**RECORDED INFORMATION:**
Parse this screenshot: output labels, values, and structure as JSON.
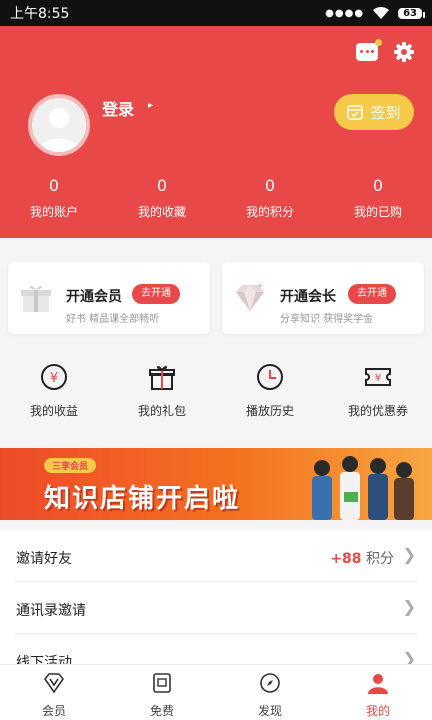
{
  "status_bar": {
    "time": "上午8:55",
    "battery": "63"
  },
  "profile": {
    "login_label": "登录",
    "login_arrow": "▸",
    "checkin_label": "签到"
  },
  "stats": [
    {
      "value": "0",
      "label": "我的账户"
    },
    {
      "value": "0",
      "label": "我的收藏"
    },
    {
      "value": "0",
      "label": "我的积分"
    },
    {
      "value": "0",
      "label": "我的已购"
    }
  ],
  "cards": {
    "vip": {
      "title": "开通会员",
      "button": "去开通",
      "subtitle": "好书 精品课全部畅听"
    },
    "president": {
      "title": "开通会长",
      "button": "去开通",
      "subtitle": "分享知识 获得奖学金"
    }
  },
  "quick_links": [
    {
      "label": "我的收益",
      "icon": "yen-coin-icon"
    },
    {
      "label": "我的礼包",
      "icon": "gift-icon"
    },
    {
      "label": "播放历史",
      "icon": "clock-icon"
    },
    {
      "label": "我的优惠券",
      "icon": "coupon-icon"
    }
  ],
  "banner": {
    "tag": "三享会员",
    "headline": "知识店铺开启啦"
  },
  "list": {
    "invite": {
      "label": "邀请好友",
      "points": "+88",
      "unit": "积分"
    },
    "contacts": {
      "label": "通讯录邀请"
    },
    "offline": {
      "label": "线下活动"
    }
  },
  "tabs": [
    {
      "label": "会员",
      "icon": "diamond-v-icon"
    },
    {
      "label": "免费",
      "icon": "book-icon"
    },
    {
      "label": "发现",
      "icon": "compass-icon"
    },
    {
      "label": "我的",
      "icon": "person-icon"
    }
  ],
  "colors": {
    "primary": "#e94848",
    "gold": "#f7c948",
    "background": "#f5f5f5"
  }
}
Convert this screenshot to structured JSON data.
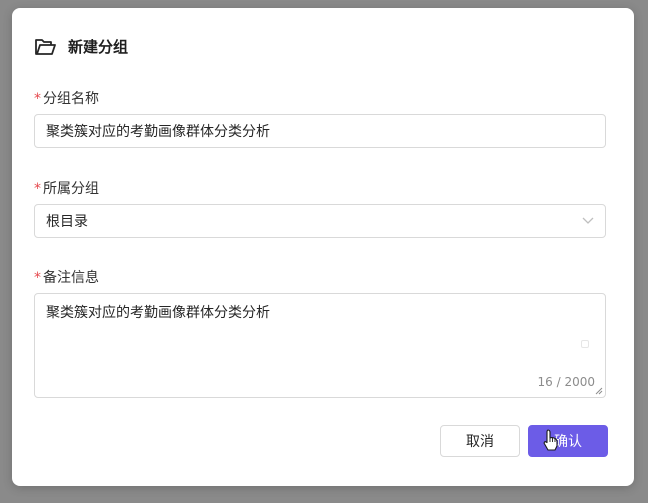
{
  "dialog": {
    "title": "新建分组",
    "title_icon": "folder-open-icon"
  },
  "fields": {
    "name": {
      "required_mark": "*",
      "label": "分组名称",
      "value": "聚类簇对应的考勤画像群体分类分析"
    },
    "parent": {
      "required_mark": "*",
      "label": "所属分组",
      "value": "根目录",
      "icon": "chevron-down-icon"
    },
    "remark": {
      "required_mark": "*",
      "label": "备注信息",
      "value": "聚类簇对应的考勤画像群体分类分析",
      "counter": "16 / 2000"
    }
  },
  "buttons": {
    "cancel": "取消",
    "confirm": "确认"
  },
  "colors": {
    "primary": "#6c5ce7",
    "required": "#e5484d",
    "border": "#d9d9d9"
  }
}
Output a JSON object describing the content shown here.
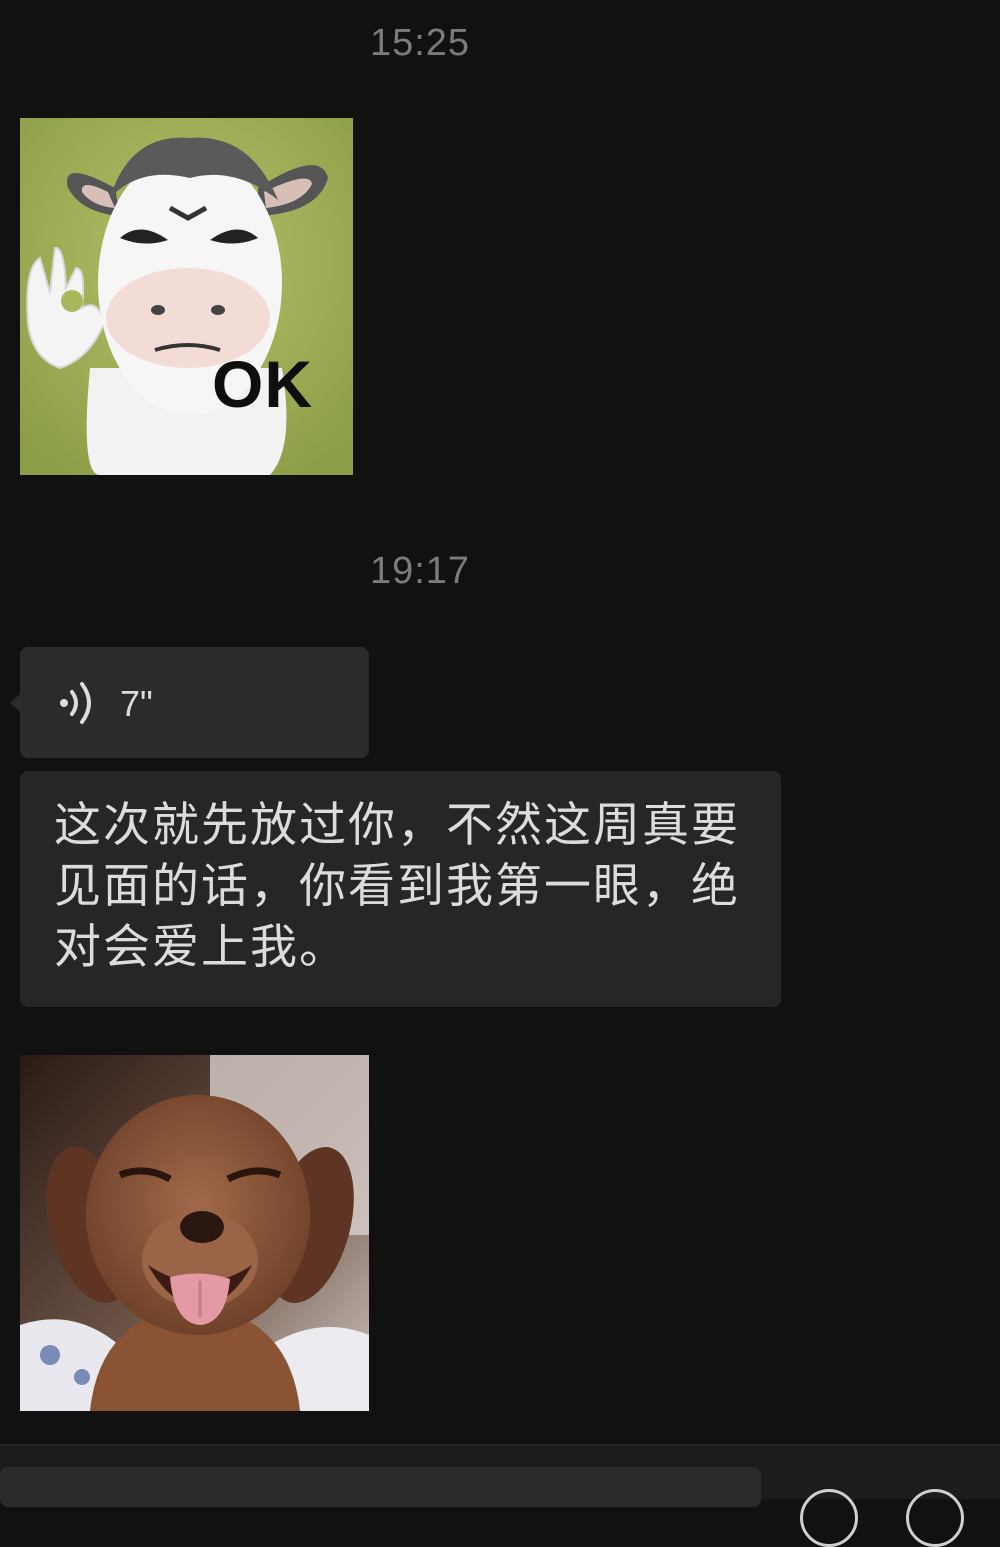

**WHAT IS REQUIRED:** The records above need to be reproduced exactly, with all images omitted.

**EXERCISE RESULT:**
Parse this screenshot: output labels, values, and structure as JSON.
{
  "status_bar": {
    "time": "上午8:55",
    "battery": "63"
  },
  "profile": {
    "login_label": "登录",
    "login_arrow": "▸",
    "checkin_label": "签到"
  },
  "stats": [
    {
      "value": "0",
      "label": "我的账户"
    },
    {
      "value": "0",
      "label": "我的收藏"
    },
    {
      "value": "0",
      "label": "我的积分"
    },
    {
      "value": "0",
      "label": "我的已购"
    }
  ],
  "cards": {
    "vip": {
      "title": "开通会员",
      "button": "去开通",
      "subtitle": "好书 精品课全部畅听"
    },
    "president": {
      "title": "开通会长",
      "button": "去开通",
      "subtitle": "分享知识 获得奖学金"
    }
  },
  "quick_links": [
    {
      "label": "我的收益",
      "icon": "yen-coin-icon"
    },
    {
      "label": "我的礼包",
      "icon": "gift-icon"
    },
    {
      "label": "播放历史",
      "icon": "clock-icon"
    },
    {
      "label": "我的优惠券",
      "icon": "coupon-icon"
    }
  ],
  "banner": {
    "tag": "三享会员",
    "headline": "知识店铺开启啦"
  },
  "list": {
    "invite": {
      "label": "邀请好友",
      "points": "+88",
      "unit": "积分"
    },
    "contacts": {
      "label": "通讯录邀请"
    },
    "offline": {
      "label": "线下活动"
    }
  },
  "tabs": [
    {
      "label": "会员",
      "icon": "diamond-v-icon"
    },
    {
      "label": "免费",
      "icon": "book-icon"
    },
    {
      "label": "发现",
      "icon": "compass-icon"
    },
    {
      "label": "我的",
      "icon": "person-icon"
    }
  ],
  "colors": {
    "primary": "#e94848",
    "gold": "#f7c948",
    "background": "#f5f5f5"
  }
}
Convert this screenshot to structured JSON data.
{
  "dialog": {
    "title": "新建分组",
    "title_icon": "folder-open-icon"
  },
  "fields": {
    "name": {
      "required_mark": "*",
      "label": "分组名称",
      "value": "聚类簇对应的考勤画像群体分类分析"
    },
    "parent": {
      "required_mark": "*",
      "label": "所属分组",
      "value": "根目录",
      "icon": "chevron-down-icon"
    },
    "remark": {
      "required_mark": "*",
      "label": "备注信息",
      "value": "聚类簇对应的考勤画像群体分类分析",
      "counter": "16 / 2000"
    }
  },
  "buttons": {
    "cancel": "取消",
    "confirm": "确认"
  },
  "colors": {
    "primary": "#6c5ce7",
    "required": "#e5484d",
    "border": "#d9d9d9"
  }
}
Output a JSON object describing the content shown here.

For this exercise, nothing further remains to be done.